* **Supplied material**
----
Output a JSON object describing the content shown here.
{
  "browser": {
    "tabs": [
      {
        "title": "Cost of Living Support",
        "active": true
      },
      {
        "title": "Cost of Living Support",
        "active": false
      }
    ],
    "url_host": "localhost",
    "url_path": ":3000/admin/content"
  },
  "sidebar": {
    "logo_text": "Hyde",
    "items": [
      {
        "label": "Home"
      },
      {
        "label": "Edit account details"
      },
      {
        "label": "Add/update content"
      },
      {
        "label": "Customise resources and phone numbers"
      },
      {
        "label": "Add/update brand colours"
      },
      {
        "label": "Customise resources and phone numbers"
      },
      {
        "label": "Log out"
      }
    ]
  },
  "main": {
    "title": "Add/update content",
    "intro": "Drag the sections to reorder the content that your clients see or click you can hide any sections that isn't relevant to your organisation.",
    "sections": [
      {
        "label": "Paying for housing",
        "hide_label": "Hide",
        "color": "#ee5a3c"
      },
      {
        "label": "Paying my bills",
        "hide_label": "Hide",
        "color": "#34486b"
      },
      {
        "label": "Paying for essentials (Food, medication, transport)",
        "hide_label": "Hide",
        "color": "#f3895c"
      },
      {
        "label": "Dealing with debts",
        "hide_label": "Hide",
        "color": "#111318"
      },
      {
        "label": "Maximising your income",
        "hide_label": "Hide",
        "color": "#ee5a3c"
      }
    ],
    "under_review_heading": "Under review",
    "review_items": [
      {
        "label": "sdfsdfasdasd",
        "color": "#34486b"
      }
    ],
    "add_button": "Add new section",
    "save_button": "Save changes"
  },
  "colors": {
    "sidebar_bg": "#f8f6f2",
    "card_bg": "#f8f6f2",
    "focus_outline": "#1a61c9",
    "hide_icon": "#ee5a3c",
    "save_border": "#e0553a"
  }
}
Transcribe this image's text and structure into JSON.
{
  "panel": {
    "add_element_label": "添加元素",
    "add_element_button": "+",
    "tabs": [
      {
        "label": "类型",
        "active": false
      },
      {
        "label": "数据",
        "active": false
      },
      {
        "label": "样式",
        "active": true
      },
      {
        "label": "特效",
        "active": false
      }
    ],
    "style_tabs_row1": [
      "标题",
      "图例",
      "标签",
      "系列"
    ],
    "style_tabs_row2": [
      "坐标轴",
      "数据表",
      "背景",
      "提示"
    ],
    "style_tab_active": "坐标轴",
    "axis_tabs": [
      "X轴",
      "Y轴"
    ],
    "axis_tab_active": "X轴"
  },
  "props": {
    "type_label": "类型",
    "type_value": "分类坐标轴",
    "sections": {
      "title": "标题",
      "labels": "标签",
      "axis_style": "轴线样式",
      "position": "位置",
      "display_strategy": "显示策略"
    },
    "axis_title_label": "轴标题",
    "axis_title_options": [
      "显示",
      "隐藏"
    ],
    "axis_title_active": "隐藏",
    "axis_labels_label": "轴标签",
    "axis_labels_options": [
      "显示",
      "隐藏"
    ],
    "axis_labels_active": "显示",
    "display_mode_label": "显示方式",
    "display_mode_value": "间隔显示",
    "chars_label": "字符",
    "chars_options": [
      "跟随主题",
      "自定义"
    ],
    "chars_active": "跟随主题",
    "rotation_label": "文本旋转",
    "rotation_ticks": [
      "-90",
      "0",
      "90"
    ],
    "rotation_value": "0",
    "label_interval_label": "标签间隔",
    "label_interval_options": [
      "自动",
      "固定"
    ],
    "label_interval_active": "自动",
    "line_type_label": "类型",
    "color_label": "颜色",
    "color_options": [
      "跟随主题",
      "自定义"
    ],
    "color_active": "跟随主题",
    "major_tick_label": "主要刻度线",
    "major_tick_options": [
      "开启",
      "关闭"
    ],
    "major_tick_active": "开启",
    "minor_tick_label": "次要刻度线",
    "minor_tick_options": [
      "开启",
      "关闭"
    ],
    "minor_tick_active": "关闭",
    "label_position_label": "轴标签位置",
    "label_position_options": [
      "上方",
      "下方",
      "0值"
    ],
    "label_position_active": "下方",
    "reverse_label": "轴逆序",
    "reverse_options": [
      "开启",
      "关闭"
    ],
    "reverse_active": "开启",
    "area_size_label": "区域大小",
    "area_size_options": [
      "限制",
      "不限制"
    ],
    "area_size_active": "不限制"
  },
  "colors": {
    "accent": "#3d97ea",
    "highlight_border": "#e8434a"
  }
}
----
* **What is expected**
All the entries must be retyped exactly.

* **Task response**
Output a JSON object describing the content shown here.
{
  "browser": {
    "tabs": [
      {
        "title": "Cost of Living Support",
        "active": true
      },
      {
        "title": "Cost of Living Support",
        "active": false
      }
    ],
    "url_host": "localhost",
    "url_path": ":3000/admin/content"
  },
  "sidebar": {
    "logo_text": "Hyde",
    "items": [
      {
        "label": "Home"
      },
      {
        "label": "Edit account details"
      },
      {
        "label": "Add/update content"
      },
      {
        "label": "Customise resources and phone numbers"
      },
      {
        "label": "Add/update brand colours"
      },
      {
        "label": "Customise resources and phone numbers"
      },
      {
        "label": "Log out"
      }
    ]
  },
  "main": {
    "title": "Add/update content",
    "intro": "Drag the sections to reorder the content that your clients see or click you can hide any sections that isn't relevant to your organisation.",
    "sections": [
      {
        "label": "Paying for housing",
        "hide_label": "Hide",
        "color": "#ee5a3c"
      },
      {
        "label": "Paying my bills",
        "hide_label": "Hide",
        "color": "#34486b"
      },
      {
        "label": "Paying for essentials (Food, medication, transport)",
        "hide_label": "Hide",
        "color": "#f3895c"
      },
      {
        "label": "Dealing with debts",
        "hide_label": "Hide",
        "color": "#111318"
      },
      {
        "label": "Maximising your income",
        "hide_label": "Hide",
        "color": "#ee5a3c"
      }
    ],
    "under_review_heading": "Under review",
    "review_items": [
      {
        "label": "sdfsdfasdasd",
        "color": "#34486b"
      }
    ],
    "add_button": "Add new section",
    "save_button": "Save changes"
  },
  "colors": {
    "sidebar_bg": "#f8f6f2",
    "card_bg": "#f8f6f2",
    "focus_outline": "#1a61c9",
    "hide_icon": "#ee5a3c",
    "save_border": "#e0553a"
  }
}
Transcribe this image's text and structure into JSON.
{
  "panel": {
    "add_element_label": "添加元素",
    "add_element_button": "+",
    "tabs": [
      {
        "label": "类型",
        "active": false
      },
      {
        "label": "数据",
        "active": false
      },
      {
        "label": "样式",
        "active": true
      },
      {
        "label": "特效",
        "active": false
      }
    ],
    "style_tabs_row1": [
      "标题",
      "图例",
      "标签",
      "系列"
    ],
    "style_tabs_row2": [
      "坐标轴",
      "数据表",
      "背景",
      "提示"
    ],
    "style_tab_active": "坐标轴",
    "axis_tabs": [
      "X轴",
      "Y轴"
    ],
    "axis_tab_active": "X轴"
  },
  "props": {
    "type_label": "类型",
    "type_value": "分类坐标轴",
    "sections": {
      "title": "标题",
      "labels": "标签",
      "axis_style": "轴线样式",
      "position": "位置",
      "display_strategy": "显示策略"
    },
    "axis_title_label": "轴标题",
    "axis_title_options": [
      "显示",
      "隐藏"
    ],
    "axis_title_active": "隐藏",
    "axis_labels_label": "轴标签",
    "axis_labels_options": [
      "显示",
      "隐藏"
    ],
    "axis_labels_active": "显示",
    "display_mode_label": "显示方式",
    "display_mode_value": "间隔显示",
    "chars_label": "字符",
    "chars_options": [
      "跟随主题",
      "自定义"
    ],
    "chars_active": "跟随主题",
    "rotation_label": "文本旋转",
    "rotation_ticks": [
      "-90",
      "0",
      "90"
    ],
    "rotation_value": "0",
    "label_interval_label": "标签间隔",
    "label_interval_options": [
      "自动",
      "固定"
    ],
    "label_interval_active": "自动",
    "line_type_label": "类型",
    "color_label": "颜色",
    "color_options": [
      "跟随主题",
      "自定义"
    ],
    "color_active": "跟随主题",
    "major_tick_label": "主要刻度线",
    "major_tick_options": [
      "开启",
      "关闭"
    ],
    "major_tick_active": "开启",
    "minor_tick_label": "次要刻度线",
    "minor_tick_options": [
      "开启",
      "关闭"
    ],
    "minor_tick_active": "关闭",
    "label_position_label": "轴标签位置",
    "label_position_options": [
      "上方",
      "下方",
      "0值"
    ],
    "label_position_active": "下方",
    "reverse_label": "轴逆序",
    "reverse_options": [
      "开启",
      "关闭"
    ],
    "reverse_active": "开启",
    "area_size_label": "区域大小",
    "area_size_options": [
      "限制",
      "不限制"
    ],
    "area_size_active": "不限制"
  },
  "colors": {
    "accent": "#3d97ea",
    "highlight_border": "#e8434a"
  }
}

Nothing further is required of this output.